Powered by NewsLook.com
Ebola Cases Keep Coming for Monrovia's Island Hospital

Ebola Cases Keep Coming for Monrovia's Island Hospital

AFP (Oct. 1, 2014) A look inside Monrovia's Island Hospital, a key treatment centre in the fight against Ebola in Liberia's capital city. Duration: 00:34 Video provided by AFP
Powered by NewsLook.com
WH: We Can Stop Spread of Ebola in Its Tracks

WH: We Can Stop Spread of Ebola in Its Tracks

AP (Oct. 1, 2014) White House Press Secretary Josh Earnest reaffirmed the administration's confidence in the CDC's ability to keep the Ebola virus from spreading. (Oct. 1) Video provided by AP
Powered by NewsLook.com

Search ScienceDaily

Number of stories in archives: 140,361

Find with keyword(s):
Enter a keyword or phrase to search ScienceDaily for related topics and research stories.

Save/Print:
Share:

Breaking News:

Strange & Offbeat Stories


Science & Society

Business & Industry

Education & Learning

In Other News

... from NewsDaily.com

Science News

Health News

Environment News

Technology News



Save/Print:
Share:

Free Subscriptions


Get the latest science news with ScienceDaily's free email newsletters, updated daily and weekly.

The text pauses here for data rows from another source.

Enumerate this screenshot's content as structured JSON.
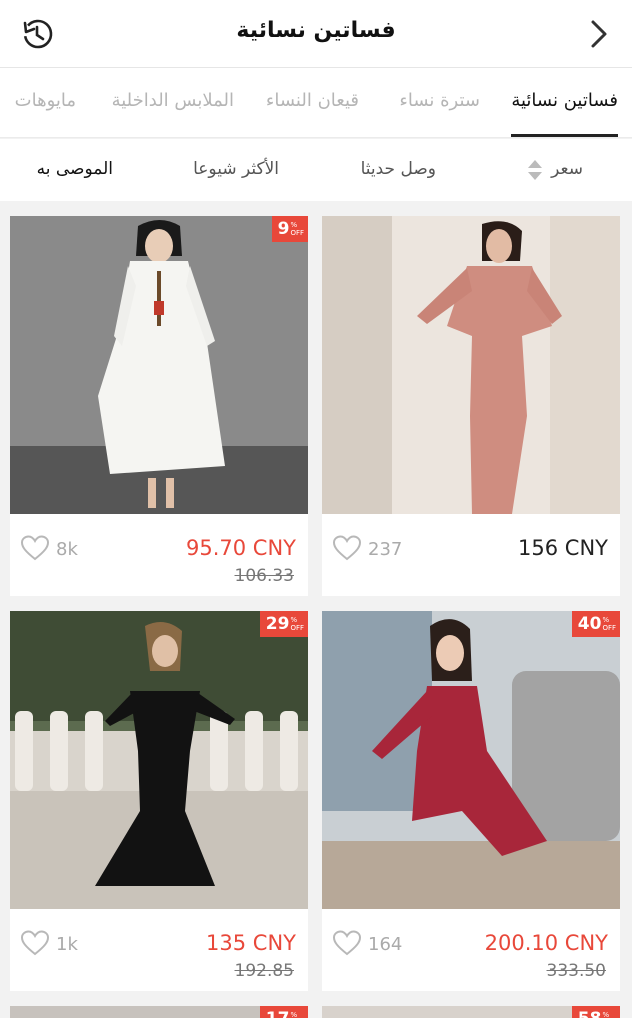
{
  "header": {
    "title": "فساتين نسائية",
    "back_icon": "history-back-icon",
    "forward_icon": "chevron-right-icon"
  },
  "tabs": [
    {
      "label": "فساتين نسائية",
      "active": true
    },
    {
      "label": "سترة نساء",
      "active": false
    },
    {
      "label": "قيعان النساء",
      "active": false
    },
    {
      "label": "الملابس الداخلية",
      "active": false
    },
    {
      "label": "مايوهات",
      "active": false
    }
  ],
  "sort": {
    "price": "سعر",
    "newest": "وصل حديثا",
    "popular": "الأكثر شيوعا",
    "recommended": "الموصى به"
  },
  "products": [
    {
      "badge": "9",
      "price": "95.70 CNY",
      "old_price": "106.33",
      "likes": "8k",
      "price_color": "#e8483a"
    },
    {
      "badge": "",
      "price": "156 CNY",
      "old_price": "",
      "likes": "237",
      "price_color": "#222222"
    },
    {
      "badge": "29",
      "price": "135 CNY",
      "old_price": "192.85",
      "likes": "1k",
      "price_color": "#e8483a"
    },
    {
      "badge": "40",
      "price": "200.10 CNY",
      "old_price": "333.50",
      "likes": "164",
      "price_color": "#e8483a"
    },
    {
      "badge": "17",
      "price": "",
      "old_price": "",
      "likes": "",
      "price_color": "#e8483a"
    },
    {
      "badge": "58",
      "price": "",
      "old_price": "",
      "likes": "",
      "price_color": "#e8483a"
    }
  ],
  "badge_suffix": {
    "percent": "%",
    "off": "OFF"
  },
  "colors": {
    "accent": "#e8483a",
    "text": "#111111",
    "muted": "#b5b5b5"
  }
}
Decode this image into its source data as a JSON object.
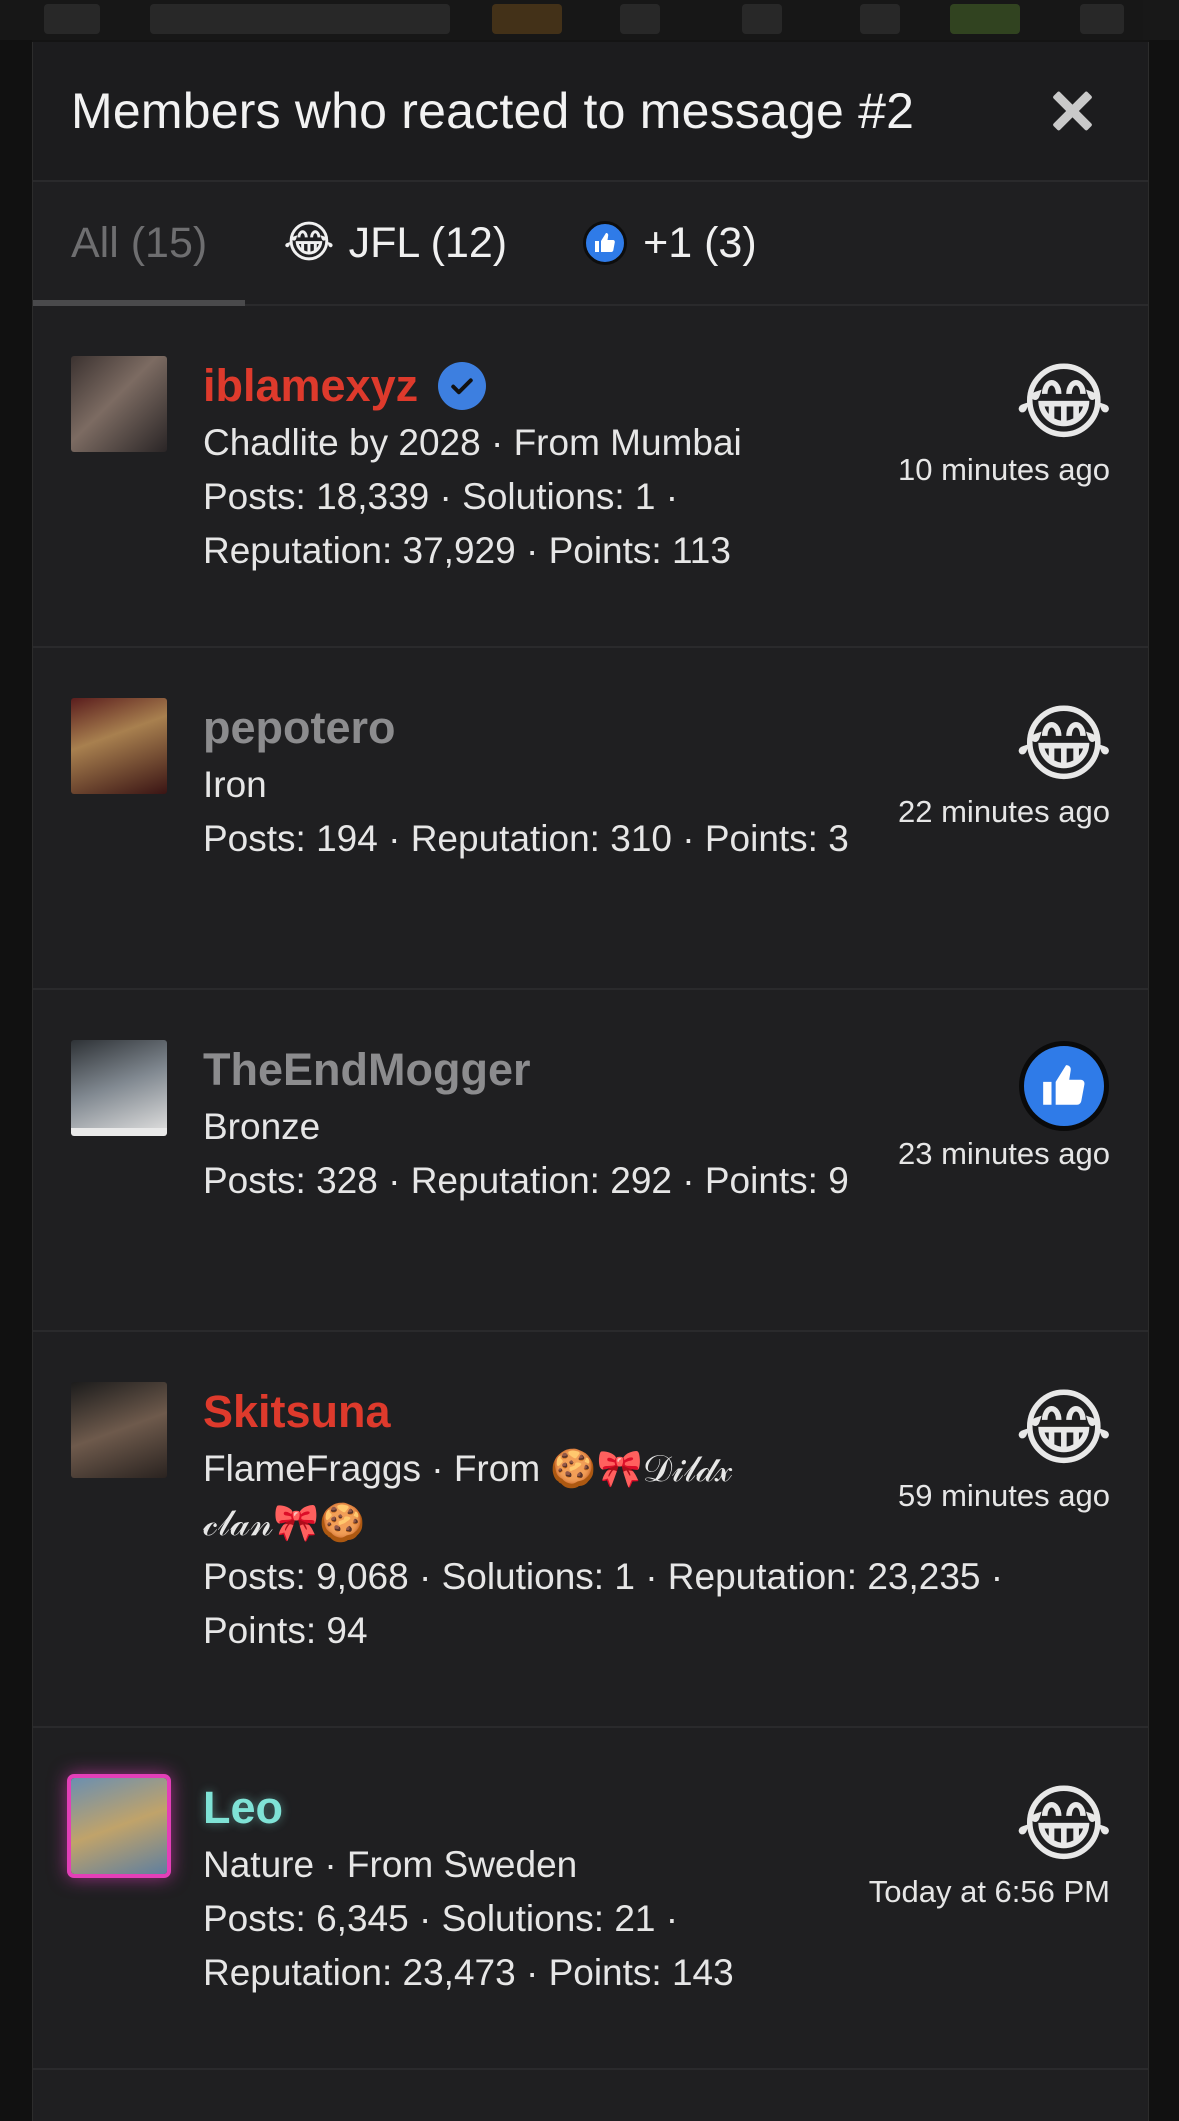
{
  "dialog": {
    "title": "Members who reacted to message #2"
  },
  "tabs": [
    {
      "label": "All (15)",
      "active": true
    },
    {
      "label": "JFL (12)",
      "emoji": "😂",
      "icon": "laughing-crying-emoji"
    },
    {
      "label": "+1 (3)",
      "icon": "thumbs-up-icon"
    }
  ],
  "members": [
    {
      "username": "iblamexyz",
      "verified": true,
      "meta": "Chadlite by 2028 · From Mumbai",
      "stats": "Posts: 18,339 · Solutions: 1 · Reputation: 37,929 · Points: 113",
      "reaction": "laughing-crying-emoji",
      "time": "10 minutes ago"
    },
    {
      "username": "pepotero",
      "meta": "Iron",
      "stats": "Posts: 194 · Reputation: 310 · Points: 3",
      "reaction": "laughing-crying-emoji",
      "time": "22 minutes ago"
    },
    {
      "username": "TheEndMogger",
      "meta": "Bronze",
      "stats": "Posts: 328 · Reputation: 292 · Points: 9",
      "reaction": "thumbs-up-icon",
      "time": "23 minutes ago"
    },
    {
      "username": "Skitsuna",
      "meta": "FlameFraggs · From 🍪🎀𝒟𝒾𝓁𝒹𝓍 𝒸𝓁𝒶𝓃🎀🍪",
      "stats": "Posts: 9,068 · Solutions: 1 · Reputation: 23,235 · Points: 94",
      "reaction": "laughing-crying-emoji",
      "time": "59 minutes ago"
    },
    {
      "username": "Leo",
      "meta": "Nature · From Sweden",
      "stats": "Posts: 6,345 · Solutions: 21 · Reputation: 23,473 · Points: 143",
      "reaction": "laughing-crying-emoji",
      "time": "Today at 6:56 PM"
    }
  ],
  "reaction_emoji": "😂",
  "colors": {
    "username_red": "#de3a2c",
    "username_gray": "#8c8c8e",
    "username_teal": "#7fe3d6",
    "verified_blue": "#3d7fe0",
    "like_blue": "#2f7be8"
  }
}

Or view hourly updated newsfeeds in your RSS reader:

Get Social & Mobile


Keep up to date with the latest news from ScienceDaily via social networks and mobile apps:

Have Feedback?


Tell us what you think of ScienceDaily -- we welcome both positive and negative comments. Have any problems using the site? Questions?
Mobile: iPhone Android Web
Follow: Facebook Twitter Google+
Subscribe: RSS Feeds Email Newsletters
Latest Headlines Health & Medicine Mind & Brain Space & Time Matter & Energy Computers & Math Plants & Animals Earth & Climate Fossils & Ruins